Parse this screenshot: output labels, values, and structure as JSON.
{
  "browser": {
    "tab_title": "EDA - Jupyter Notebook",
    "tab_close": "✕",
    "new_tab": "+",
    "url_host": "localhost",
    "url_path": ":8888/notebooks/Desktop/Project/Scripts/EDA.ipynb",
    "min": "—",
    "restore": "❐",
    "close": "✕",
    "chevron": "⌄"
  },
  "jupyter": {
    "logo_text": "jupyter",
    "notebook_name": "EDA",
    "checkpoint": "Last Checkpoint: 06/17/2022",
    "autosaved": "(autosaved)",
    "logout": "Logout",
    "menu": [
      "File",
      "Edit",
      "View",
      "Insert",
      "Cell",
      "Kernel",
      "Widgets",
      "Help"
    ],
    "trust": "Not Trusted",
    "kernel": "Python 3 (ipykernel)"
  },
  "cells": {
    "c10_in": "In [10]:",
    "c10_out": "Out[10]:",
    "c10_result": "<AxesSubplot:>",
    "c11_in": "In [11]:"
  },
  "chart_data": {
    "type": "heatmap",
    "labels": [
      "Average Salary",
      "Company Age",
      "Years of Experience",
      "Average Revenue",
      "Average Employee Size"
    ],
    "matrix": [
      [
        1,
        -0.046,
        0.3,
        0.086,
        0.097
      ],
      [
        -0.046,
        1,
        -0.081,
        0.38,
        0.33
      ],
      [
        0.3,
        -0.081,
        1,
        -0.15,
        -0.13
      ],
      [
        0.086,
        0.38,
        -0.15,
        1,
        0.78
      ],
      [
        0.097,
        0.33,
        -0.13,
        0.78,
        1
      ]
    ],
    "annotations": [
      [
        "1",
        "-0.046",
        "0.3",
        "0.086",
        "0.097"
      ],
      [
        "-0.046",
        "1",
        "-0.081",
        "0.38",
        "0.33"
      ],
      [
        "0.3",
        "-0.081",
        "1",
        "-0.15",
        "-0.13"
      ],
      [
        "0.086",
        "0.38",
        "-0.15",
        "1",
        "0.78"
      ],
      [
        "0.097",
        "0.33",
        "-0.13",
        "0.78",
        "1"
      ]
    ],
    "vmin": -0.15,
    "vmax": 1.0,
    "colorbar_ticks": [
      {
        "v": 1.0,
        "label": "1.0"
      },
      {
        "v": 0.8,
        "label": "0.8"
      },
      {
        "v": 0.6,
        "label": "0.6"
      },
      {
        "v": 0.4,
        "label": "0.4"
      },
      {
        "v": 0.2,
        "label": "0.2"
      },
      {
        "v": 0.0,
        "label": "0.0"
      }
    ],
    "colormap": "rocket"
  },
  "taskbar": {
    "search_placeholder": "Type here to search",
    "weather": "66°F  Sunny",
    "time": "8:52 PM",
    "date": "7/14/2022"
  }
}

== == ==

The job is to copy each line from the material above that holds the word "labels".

Expected answer:
Parse this screenshot: output labels, values, and structure as JSON.
    "labels": [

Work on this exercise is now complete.